Ovarian tissue freezing
Childbirth in women suffering from neoplasia
Ovarian freezing could provide an alternative, especially for women who cannot undergo egg freezing for medical reasons.
Unlike the freezing of eggs and embryos, where only one cycle can take several weeks to complete, the ovarian tissue can be frozen in a very short time. Even women who have to undergo chemotherapy or radiation almost immediately after diagnosis may be able to maintain their fertility using this method.
Ovarian tissue cryopreservation is a method of maintaining fertility in which the outer layer of an ovary, which contains a large number of young eggs, is removed and frozen for future use.
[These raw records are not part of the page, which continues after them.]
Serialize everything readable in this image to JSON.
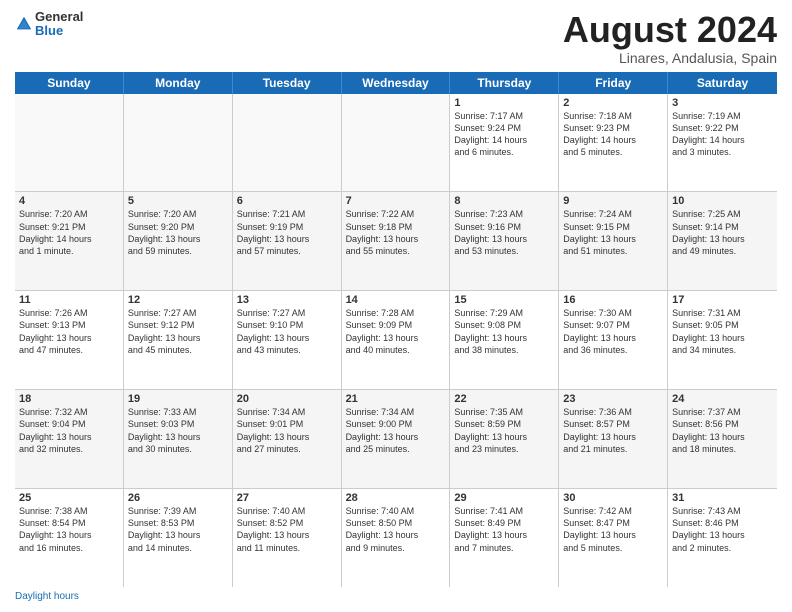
{
  "header": {
    "logo_general": "General",
    "logo_blue": "Blue",
    "title": "August 2024",
    "location": "Linares, Andalusia, Spain"
  },
  "days_of_week": [
    "Sunday",
    "Monday",
    "Tuesday",
    "Wednesday",
    "Thursday",
    "Friday",
    "Saturday"
  ],
  "footer": {
    "label": "Daylight hours"
  },
  "weeks": [
    [
      {
        "day": "",
        "info": ""
      },
      {
        "day": "",
        "info": ""
      },
      {
        "day": "",
        "info": ""
      },
      {
        "day": "",
        "info": ""
      },
      {
        "day": "1",
        "info": "Sunrise: 7:17 AM\nSunset: 9:24 PM\nDaylight: 14 hours\nand 6 minutes."
      },
      {
        "day": "2",
        "info": "Sunrise: 7:18 AM\nSunset: 9:23 PM\nDaylight: 14 hours\nand 5 minutes."
      },
      {
        "day": "3",
        "info": "Sunrise: 7:19 AM\nSunset: 9:22 PM\nDaylight: 14 hours\nand 3 minutes."
      }
    ],
    [
      {
        "day": "4",
        "info": "Sunrise: 7:20 AM\nSunset: 9:21 PM\nDaylight: 14 hours\nand 1 minute."
      },
      {
        "day": "5",
        "info": "Sunrise: 7:20 AM\nSunset: 9:20 PM\nDaylight: 13 hours\nand 59 minutes."
      },
      {
        "day": "6",
        "info": "Sunrise: 7:21 AM\nSunset: 9:19 PM\nDaylight: 13 hours\nand 57 minutes."
      },
      {
        "day": "7",
        "info": "Sunrise: 7:22 AM\nSunset: 9:18 PM\nDaylight: 13 hours\nand 55 minutes."
      },
      {
        "day": "8",
        "info": "Sunrise: 7:23 AM\nSunset: 9:16 PM\nDaylight: 13 hours\nand 53 minutes."
      },
      {
        "day": "9",
        "info": "Sunrise: 7:24 AM\nSunset: 9:15 PM\nDaylight: 13 hours\nand 51 minutes."
      },
      {
        "day": "10",
        "info": "Sunrise: 7:25 AM\nSunset: 9:14 PM\nDaylight: 13 hours\nand 49 minutes."
      }
    ],
    [
      {
        "day": "11",
        "info": "Sunrise: 7:26 AM\nSunset: 9:13 PM\nDaylight: 13 hours\nand 47 minutes."
      },
      {
        "day": "12",
        "info": "Sunrise: 7:27 AM\nSunset: 9:12 PM\nDaylight: 13 hours\nand 45 minutes."
      },
      {
        "day": "13",
        "info": "Sunrise: 7:27 AM\nSunset: 9:10 PM\nDaylight: 13 hours\nand 43 minutes."
      },
      {
        "day": "14",
        "info": "Sunrise: 7:28 AM\nSunset: 9:09 PM\nDaylight: 13 hours\nand 40 minutes."
      },
      {
        "day": "15",
        "info": "Sunrise: 7:29 AM\nSunset: 9:08 PM\nDaylight: 13 hours\nand 38 minutes."
      },
      {
        "day": "16",
        "info": "Sunrise: 7:30 AM\nSunset: 9:07 PM\nDaylight: 13 hours\nand 36 minutes."
      },
      {
        "day": "17",
        "info": "Sunrise: 7:31 AM\nSunset: 9:05 PM\nDaylight: 13 hours\nand 34 minutes."
      }
    ],
    [
      {
        "day": "18",
        "info": "Sunrise: 7:32 AM\nSunset: 9:04 PM\nDaylight: 13 hours\nand 32 minutes."
      },
      {
        "day": "19",
        "info": "Sunrise: 7:33 AM\nSunset: 9:03 PM\nDaylight: 13 hours\nand 30 minutes."
      },
      {
        "day": "20",
        "info": "Sunrise: 7:34 AM\nSunset: 9:01 PM\nDaylight: 13 hours\nand 27 minutes."
      },
      {
        "day": "21",
        "info": "Sunrise: 7:34 AM\nSunset: 9:00 PM\nDaylight: 13 hours\nand 25 minutes."
      },
      {
        "day": "22",
        "info": "Sunrise: 7:35 AM\nSunset: 8:59 PM\nDaylight: 13 hours\nand 23 minutes."
      },
      {
        "day": "23",
        "info": "Sunrise: 7:36 AM\nSunset: 8:57 PM\nDaylight: 13 hours\nand 21 minutes."
      },
      {
        "day": "24",
        "info": "Sunrise: 7:37 AM\nSunset: 8:56 PM\nDaylight: 13 hours\nand 18 minutes."
      }
    ],
    [
      {
        "day": "25",
        "info": "Sunrise: 7:38 AM\nSunset: 8:54 PM\nDaylight: 13 hours\nand 16 minutes."
      },
      {
        "day": "26",
        "info": "Sunrise: 7:39 AM\nSunset: 8:53 PM\nDaylight: 13 hours\nand 14 minutes."
      },
      {
        "day": "27",
        "info": "Sunrise: 7:40 AM\nSunset: 8:52 PM\nDaylight: 13 hours\nand 11 minutes."
      },
      {
        "day": "28",
        "info": "Sunrise: 7:40 AM\nSunset: 8:50 PM\nDaylight: 13 hours\nand 9 minutes."
      },
      {
        "day": "29",
        "info": "Sunrise: 7:41 AM\nSunset: 8:49 PM\nDaylight: 13 hours\nand 7 minutes."
      },
      {
        "day": "30",
        "info": "Sunrise: 7:42 AM\nSunset: 8:47 PM\nDaylight: 13 hours\nand 5 minutes."
      },
      {
        "day": "31",
        "info": "Sunrise: 7:43 AM\nSunset: 8:46 PM\nDaylight: 13 hours\nand 2 minutes."
      }
    ]
  ]
}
In the process of freezing the ovarian tissue, a portion of an ovary is usually removed by laparoscopy. In the laboratory, the outer layer of the ovary (called the ovarian cortex) is cut into small strips and is frozen.
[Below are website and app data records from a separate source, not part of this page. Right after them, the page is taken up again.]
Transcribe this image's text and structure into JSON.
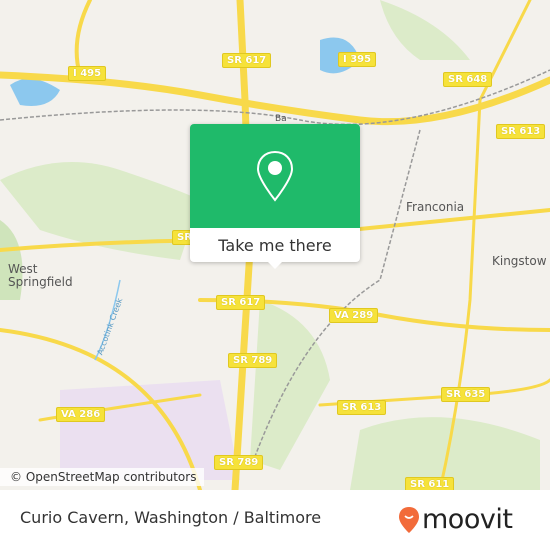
{
  "map": {
    "shields": [
      "I 495",
      "SR 617",
      "I 395",
      "SR 648",
      "SR 613",
      "SR",
      "SR 617",
      "VA 289",
      "SR 789",
      "SR 613",
      "SR 635",
      "VA 286",
      "SR 789",
      "SR 611"
    ],
    "places": [
      "Franconia",
      "Kingstow",
      "West\nSpringfield",
      "Accotink Creek",
      "Ba"
    ],
    "attribution": "© OpenStreetMap contributors"
  },
  "popup": {
    "button_label": "Take me there",
    "color": "#1fba6a"
  },
  "footer": {
    "title": "Curio Cavern, Washington / Baltimore",
    "brand": "moovit",
    "brand_color": "#f26b3a"
  }
}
We are already currying out of this process with great success, enabling women who could never feel the happiness of motherhood to have their own child in their hands. We have been working successfully with Claus Yding Andersen for years at Aarhus University of Denmark, a pioneer of this method in the whole world.
When the patient is cured of the primary disease and is ready to have children, the ovarian bands are thawed and transplanted back into the body, laparoscopically. In most of the cases reported in the literature, transplanted ovarian bands restore normal hormone and egg production function. To date, more than 40 births after ovarian freezing and transplantation have been reported worldwide.
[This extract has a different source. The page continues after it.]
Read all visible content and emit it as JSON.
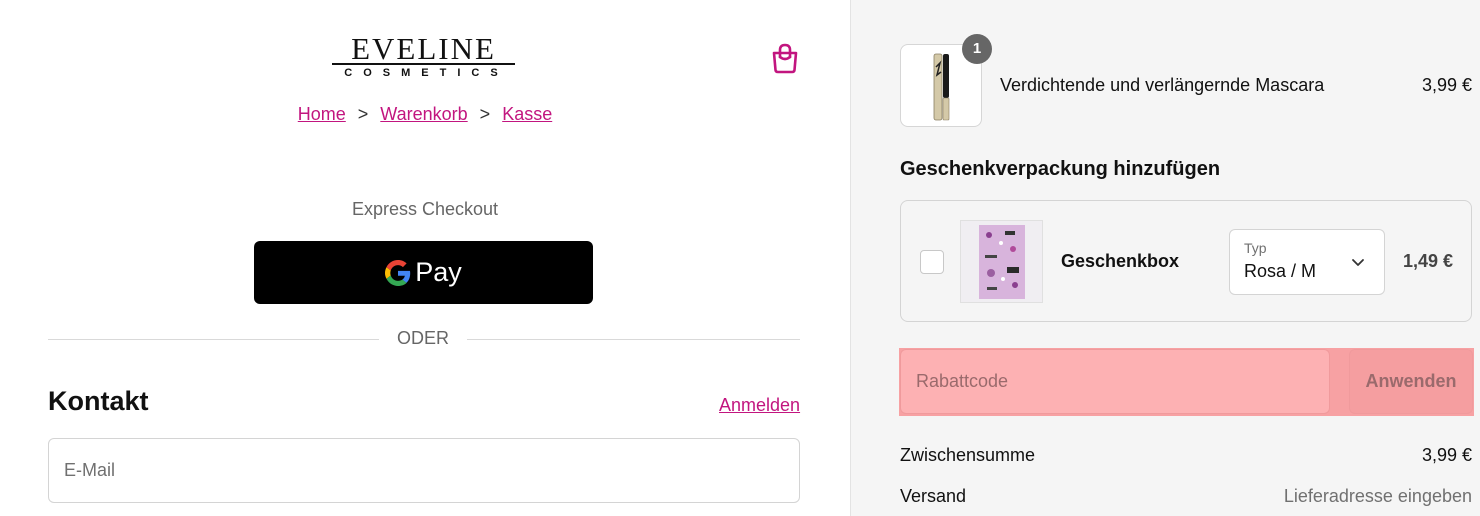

The most common steps to follow for this approach are summarized below:
1. Biopsy. Ovarian removal is a relatively simple procedure. Approximately twelve small ovarian cortical tissue biopsies are collected (3x3x1 mm). This procedure can be performed using minimally invasive techniques such as laparoscopy.
2. Histological examination. The ovarian tissue strips are immediately observed by a physician to confirm both the presence of follicles and the absence of mass invasion of the cancer.
3. Cryopreservation. The ovarian tissue can be cryo-preserved independently of the menstrual phase, which does not represent delay in oncological treatment, in liquid nitrogen vapor (- 180 ° C).
4. Re-implantation. The stored ovarian tissue can be transplanted orthotopically (in the rest of the ovary, ovarian cortex or in the wider joint), heterotopically (subcutaneous abdominal tissue, anterior abdominal wall, just below the peritoneum or rectum), recent studies have been reported to fully mature in vitro.
An important advantage of freezing ovarian tissue is the number of eggs that can be frozen. Freezing of embryos and freezing of ova usually result in a limited number of embryos or ova after thawing. In contrast, freezing of ovarian tissues allows women to freeze a much larger number of young eggs for future use. When the frozen ovarian tissue is re-implanted in the body and regains its function, the immature eggs that are frozen inside the tissue begin to develop normally and become recoverable in an IVF process.
Ovarian tissue freezing is also an important method of maintaining fertility for young girls. When a young girl is diagnosed with cancer or other conditions that require life-saving treatment for the ovaries, the choice of egg freezing may not be feasible.